Sacramento, CA – This afternoon the California State Senate passed a comprehensive package of bills to reform California’s campaign finance disclosure laws to strengthen transparency and improve accountability. Senate Bills 2, 3, and 27, also known as the Sunshine in Campaigns Act, were all approved by State Senate with supermajority support and will move onto the State Assembly. The Sunshine in Campaigns Act is co-sponsored by California Common Cause and the League of Women Voters of California.

“SB 2 aims to increase transparency and give more tools to enforcement agencies by closing gaps and loopholes,” Senator Lieu said about SB 2, known as the Sunshine in Campaigns Act. “It would also strengthen penalties to deter bad actors from shrugging off current fines as the cost of doing business, and conform California to the ‘Stand by Your Ad’ requirement in federal law.”

Senator Leland Yee added, “SB 3 will bring Cal-Access into the 21st century and help keep Sacramento Accountable.”

“This broad support from the Senate shows how serious legislators are taking campaign disclosure and the fight against dark money.

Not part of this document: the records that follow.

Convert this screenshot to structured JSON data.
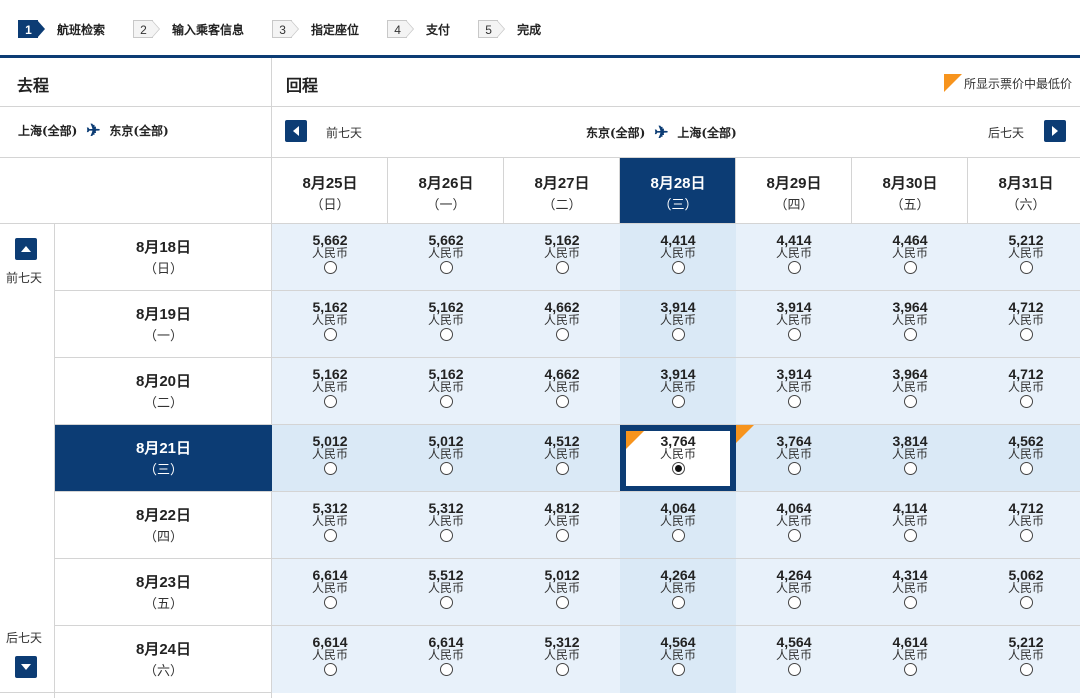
{
  "steps": [
    {
      "num": "1",
      "label": "航班检索",
      "active": true
    },
    {
      "num": "2",
      "label": "输入乘客信息",
      "active": false
    },
    {
      "num": "3",
      "label": "指定座位",
      "active": false
    },
    {
      "num": "4",
      "label": "支付",
      "active": false
    },
    {
      "num": "5",
      "label": "完成",
      "active": false
    }
  ],
  "outbound": {
    "title": "去程",
    "from": "上海(全部)",
    "to": "东京(全部)",
    "prev_label": "前七天",
    "next_label": "后七天"
  },
  "return": {
    "title": "回程",
    "from": "东京(全部)",
    "to": "上海(全部)",
    "prev_label": "前七天",
    "next_label": "后七天"
  },
  "legend": "所显示票价中最低价",
  "currency": "人民币",
  "return_dates": [
    {
      "date": "8月25日",
      "weekday": "（日）"
    },
    {
      "date": "8月26日",
      "weekday": "（一）"
    },
    {
      "date": "8月27日",
      "weekday": "（二）"
    },
    {
      "date": "8月28日",
      "weekday": "（三）"
    },
    {
      "date": "8月29日",
      "weekday": "（四）"
    },
    {
      "date": "8月30日",
      "weekday": "（五）"
    },
    {
      "date": "8月31日",
      "weekday": "（六）"
    }
  ],
  "outbound_dates": [
    {
      "date": "8月18日",
      "weekday": "（日）"
    },
    {
      "date": "8月19日",
      "weekday": "（一）"
    },
    {
      "date": "8月20日",
      "weekday": "（二）"
    },
    {
      "date": "8月21日",
      "weekday": "（三）"
    },
    {
      "date": "8月22日",
      "weekday": "（四）"
    },
    {
      "date": "8月23日",
      "weekday": "（五）"
    },
    {
      "date": "8月24日",
      "weekday": "（六）"
    }
  ],
  "selected_return_index": 3,
  "selected_outbound_index": 3,
  "prices": [
    [
      "5,662",
      "5,662",
      "5,162",
      "4,414",
      "4,414",
      "4,464",
      "5,212"
    ],
    [
      "5,162",
      "5,162",
      "4,662",
      "3,914",
      "3,914",
      "3,964",
      "4,712"
    ],
    [
      "5,162",
      "5,162",
      "4,662",
      "3,914",
      "3,914",
      "3,964",
      "4,712"
    ],
    [
      "5,012",
      "5,012",
      "4,512",
      "3,764",
      "3,764",
      "3,814",
      "4,562"
    ],
    [
      "5,312",
      "5,312",
      "4,812",
      "4,064",
      "4,064",
      "4,114",
      "4,712"
    ],
    [
      "6,614",
      "5,512",
      "5,012",
      "4,264",
      "4,264",
      "4,314",
      "5,062"
    ],
    [
      "6,614",
      "6,614",
      "5,312",
      "4,564",
      "4,564",
      "4,614",
      "5,212"
    ]
  ],
  "lowest_cells": [
    [
      3,
      3
    ],
    [
      3,
      4
    ]
  ],
  "colors": {
    "primary": "#0c3c74",
    "lowest": "#f7941d",
    "cell_bg": "#e8f1fa"
  }
}
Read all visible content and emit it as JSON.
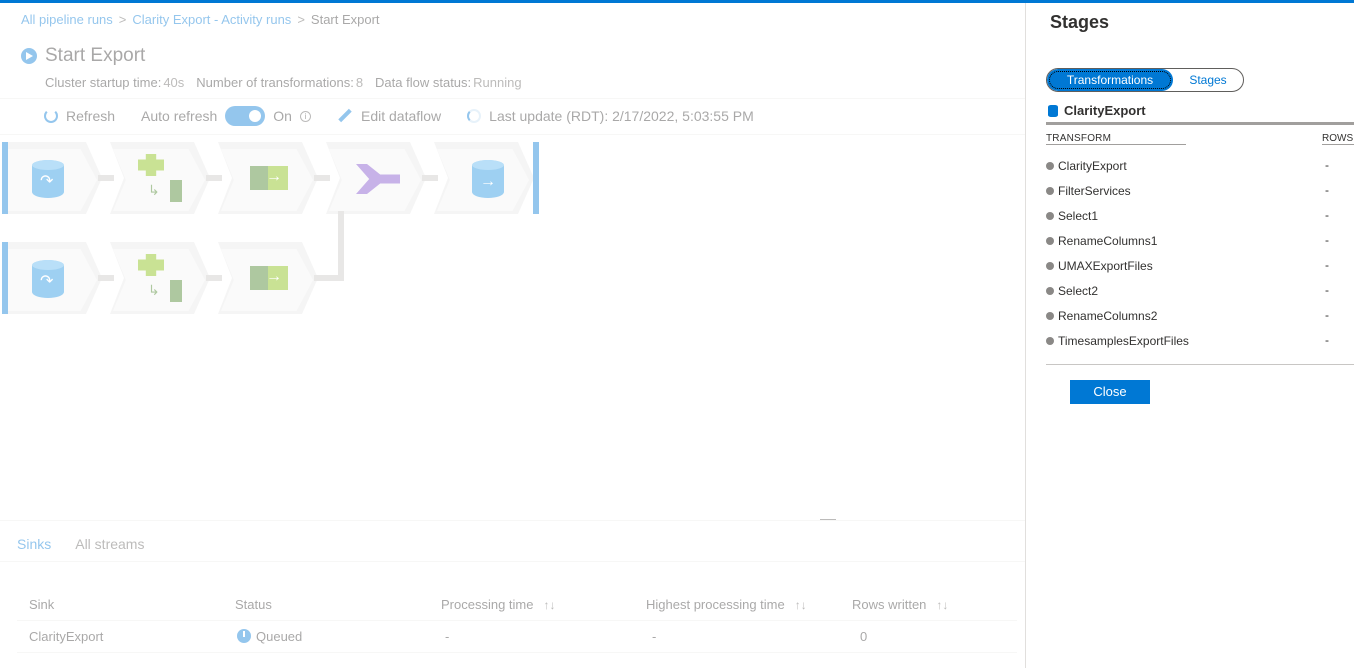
{
  "breadcrumb": {
    "items": [
      "All pipeline runs",
      "Clarity Export - Activity runs",
      "Start Export"
    ],
    "separator": ">"
  },
  "page": {
    "title": "Start Export",
    "meta": [
      {
        "label": "Cluster startup time:",
        "value": "40s"
      },
      {
        "label": "Number of transformations:",
        "value": "8"
      },
      {
        "label": "Data flow status:",
        "value": "Running"
      }
    ]
  },
  "toolbar": {
    "refresh_label": "Refresh",
    "auto_refresh_label": "Auto refresh",
    "toggle_state": "On",
    "edit_label": "Edit dataflow",
    "last_update": "Last update (RDT): 2/17/2022, 5:03:55 PM"
  },
  "flow": {
    "row1": [
      "source-icon",
      "filter-icon",
      "select-icon",
      "union-icon",
      "sink-icon"
    ],
    "row2": [
      "source-icon",
      "filter-icon",
      "select-icon"
    ]
  },
  "bottom": {
    "tabs": [
      "Sinks",
      "All streams"
    ],
    "columns": [
      "Sink",
      "Status",
      "Processing time",
      "Highest processing time",
      "Rows written"
    ],
    "rows": [
      {
        "sink": "ClarityExport",
        "status": "Queued",
        "processing": "-",
        "highest": "-",
        "rows": "0"
      }
    ]
  },
  "panel": {
    "title": "Stages",
    "pivot": [
      "Transformations",
      "Stages"
    ],
    "source": "ClarityExport",
    "col_transform": "TRANSFORM",
    "col_rows": "ROWS",
    "transforms": [
      {
        "name": "ClarityExport",
        "rows": "-"
      },
      {
        "name": "FilterServices",
        "rows": "-"
      },
      {
        "name": "Select1",
        "rows": "-"
      },
      {
        "name": "RenameColumns1",
        "rows": "-"
      },
      {
        "name": "UMAXExportFiles",
        "rows": "-"
      },
      {
        "name": "Select2",
        "rows": "-"
      },
      {
        "name": "RenameColumns2",
        "rows": "-"
      },
      {
        "name": "TimesamplesExportFiles",
        "rows": "-"
      }
    ],
    "close_label": "Close"
  },
  "colors": {
    "accent": "#0078d4",
    "filter_green": "#7fba00",
    "union_purple": "#7a48c8"
  }
}
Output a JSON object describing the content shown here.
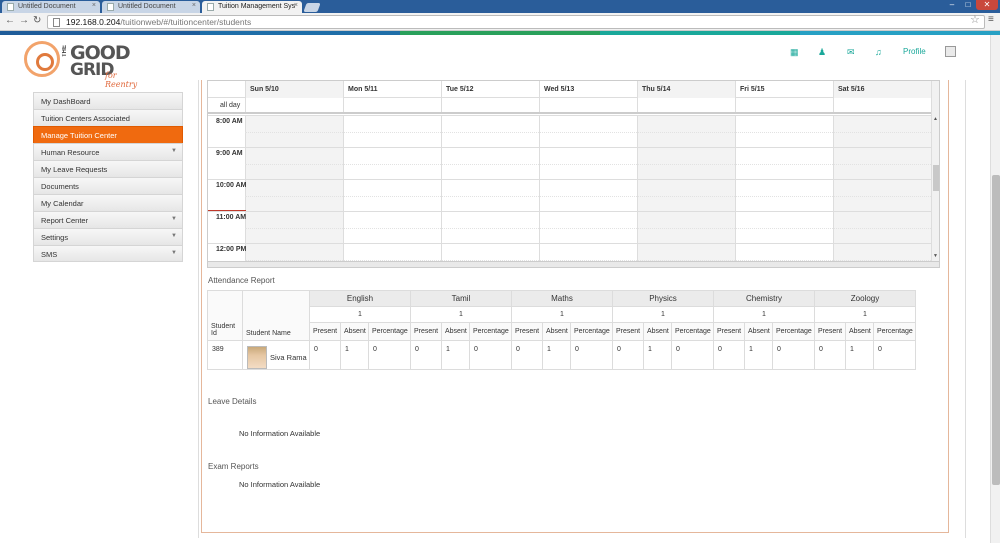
{
  "browser": {
    "tabs": [
      {
        "title": "Untitled Document",
        "active": false
      },
      {
        "title": "Untitled Document",
        "active": false
      },
      {
        "title": "Tuition Management Sys",
        "active": true
      }
    ],
    "url_host": "192.168.0.204",
    "url_path": "/tuitionweb/#/tuitioncenter/students",
    "back_icon": "←",
    "forward_icon": "→",
    "reload_icon": "↻",
    "star_icon": "☆",
    "menu_icon": "≡",
    "min_icon": "–",
    "max_icon": "□",
    "close_icon": "✕",
    "tab_close_icon": "×",
    "band_colors": [
      "#1f5c99",
      "#1f6ea8",
      "#29a05b",
      "#1aa89a",
      "#27a0c4"
    ]
  },
  "header": {
    "logo": {
      "the": "THE",
      "good": "GOOD",
      "grid": "GRID",
      "tagline": "for Reentry"
    },
    "icons": [
      "grid-icon",
      "users-icon",
      "mail-icon",
      "bell-icon"
    ],
    "icon_glyphs": [
      "▦",
      "♟",
      "✉",
      "♫"
    ],
    "profile_label": "Profile",
    "accent": "#1aa89a"
  },
  "sidebar": {
    "items": [
      {
        "label": "My DashBoard",
        "caret": ""
      },
      {
        "label": "Tuition Centers Associated",
        "caret": ""
      },
      {
        "label": "Manage Tuition Center",
        "caret": ""
      },
      {
        "label": "Human Resource",
        "caret": "▼"
      },
      {
        "label": "My Leave Requests",
        "caret": ""
      },
      {
        "label": "Documents",
        "caret": ""
      },
      {
        "label": "My Calendar",
        "caret": ""
      },
      {
        "label": "Report Center",
        "caret": "▼"
      },
      {
        "label": "Settings",
        "caret": "▼"
      },
      {
        "label": "SMS",
        "caret": "▼"
      }
    ],
    "active_index": 2,
    "active_color": "#f06a0f"
  },
  "calendar": {
    "days": [
      "Sun 5/10",
      "Mon 5/11",
      "Tue 5/12",
      "Wed 5/13",
      "Thu 5/14",
      "Fri 5/15",
      "Sat 5/16"
    ],
    "all_day_label": "all day",
    "hours": [
      "8:00 AM",
      "9:00 AM",
      "10:00 AM",
      "11:00 AM",
      "12:00 PM"
    ]
  },
  "attendance": {
    "title": "Attendance Report",
    "subjects": [
      {
        "name": "English",
        "count": "1"
      },
      {
        "name": "Tamil",
        "count": "1"
      },
      {
        "name": "Maths",
        "count": "1"
      },
      {
        "name": "Physics",
        "count": "1"
      },
      {
        "name": "Chemistry",
        "count": "1"
      },
      {
        "name": "Zoology",
        "count": "1"
      }
    ],
    "student_id_header": "Student Id",
    "student_name_header": "Student Name",
    "sub_headers": [
      "Present",
      "Absent",
      "Percentage"
    ],
    "rows": [
      {
        "id": "389",
        "name": "Siva Rama",
        "values": [
          [
            "0",
            "1",
            "0"
          ],
          [
            "0",
            "1",
            "0"
          ],
          [
            "0",
            "1",
            "0"
          ],
          [
            "0",
            "1",
            "0"
          ],
          [
            "0",
            "1",
            "0"
          ],
          [
            "0",
            "1",
            "0"
          ]
        ]
      }
    ]
  },
  "leave": {
    "title": "Leave Details",
    "empty": "No Information Available"
  },
  "exam": {
    "title": "Exam Reports",
    "empty": "No Information Available"
  }
}
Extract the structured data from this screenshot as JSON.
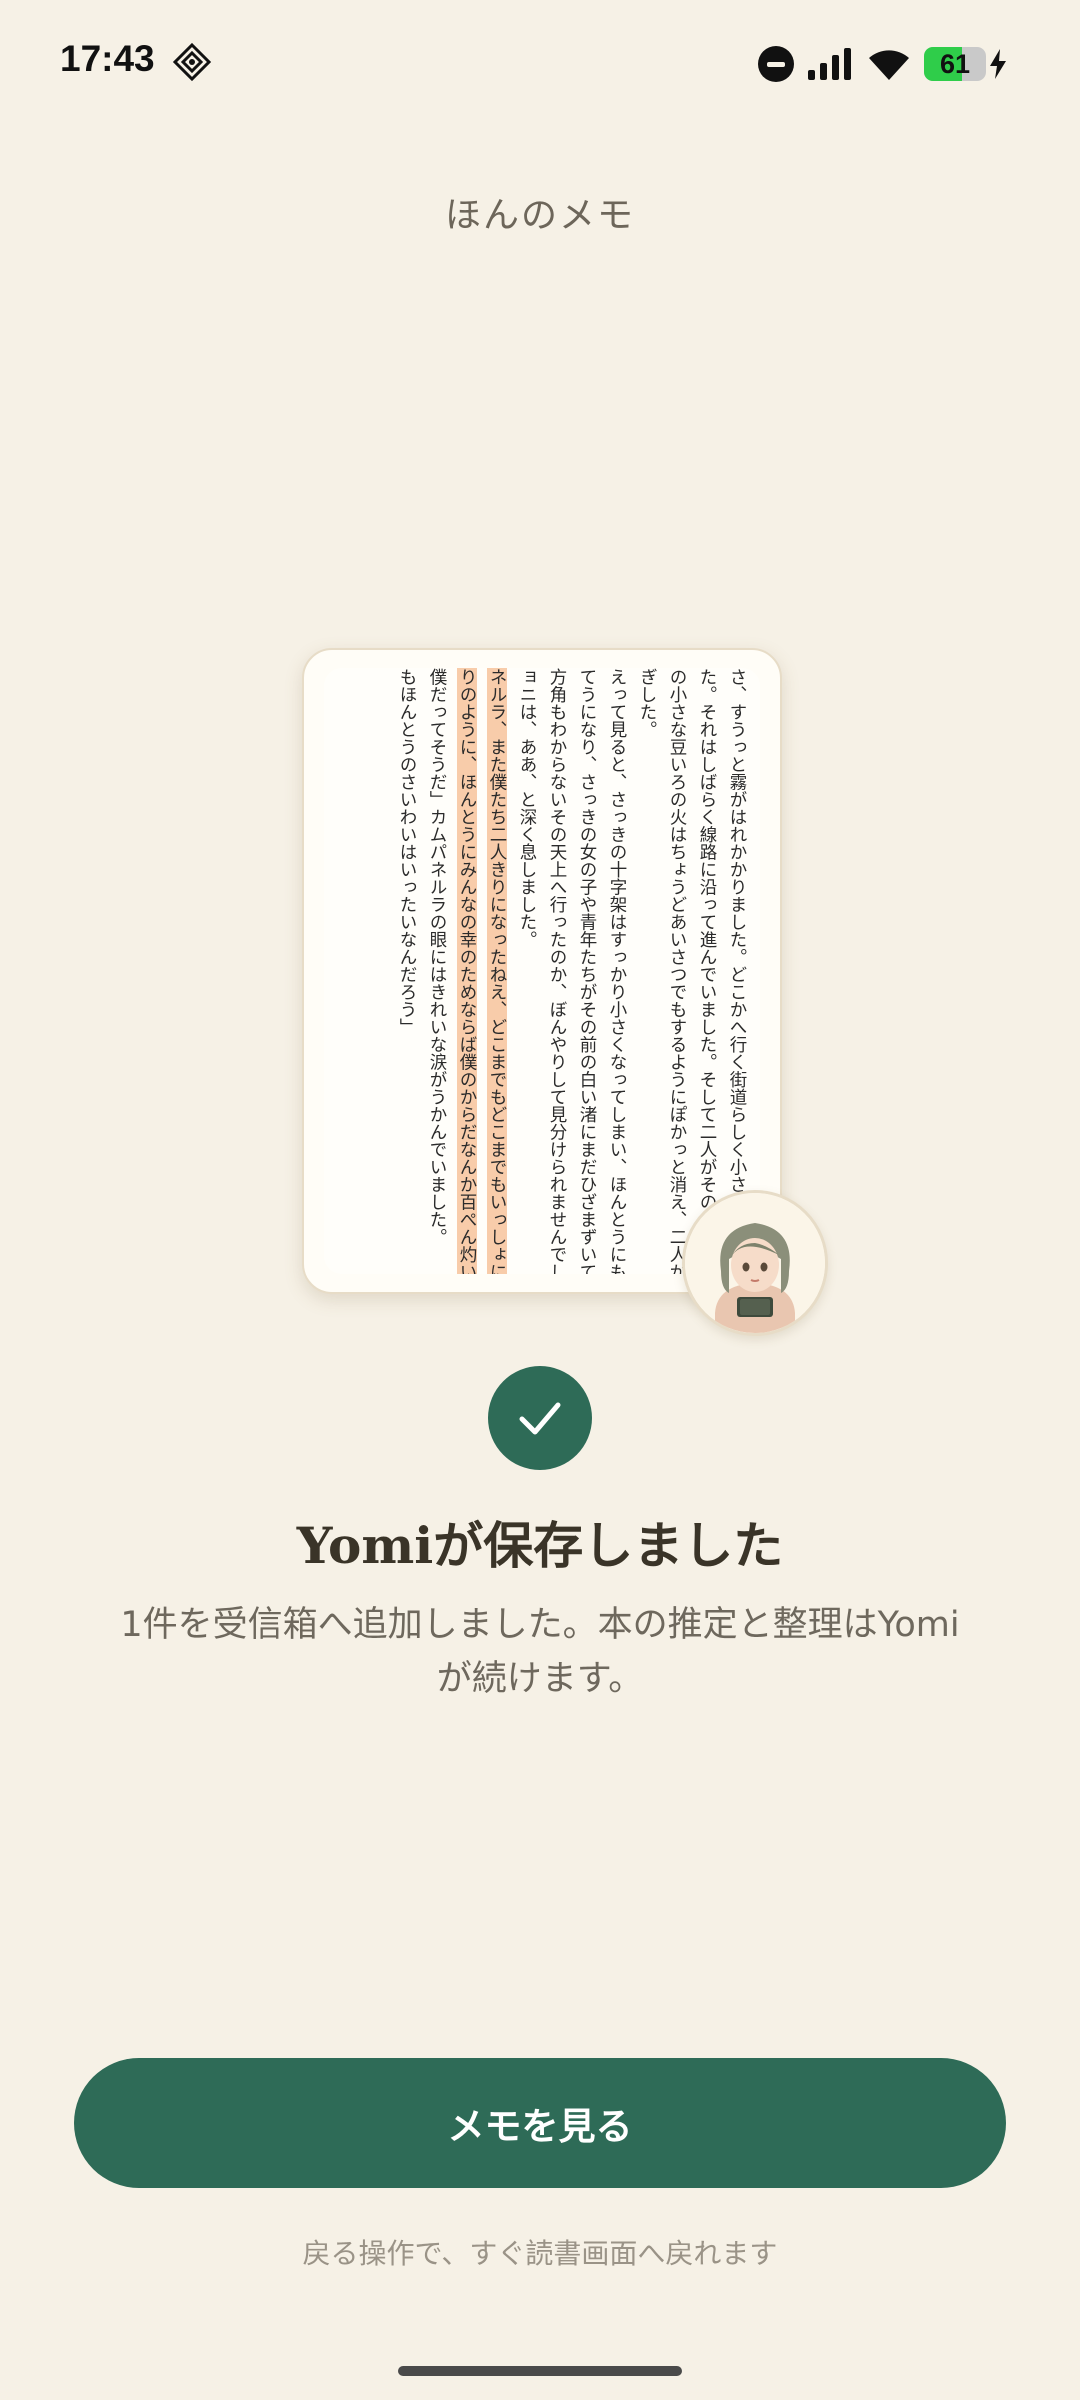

We urge the Assembly to follow the Senate’s lead,” said Phillip Ung, spokesman for California Common Cause. “As co-sponsors of Senate Bills 2 and 3, we are confident these bills will reform campaign disclosure.”

The Sunshine in Campaigns Act will enact the following reforms:

Develops a plan for the creation of a 21st century online campaign finance disclosure system to replace the Secretary of State’s antiquated system.

Close the loophole that allows non-profits to contribute huge sums without disclosure;

Give the Fair Political Practices Commission discretionary audit powers to give access to campaign records prior to Election Day;

Increase fines on violators for the first time in decades;

Require state and local candidates to “Stand By Their Ad” like federal candidates; and

Reform slate mailer disclosures to identify independent expenditures and provide language access to non-English speaking voters.

Final Roll Call: SB 2 (28-10), SB 3 (30-6), and SB 27 (28-8).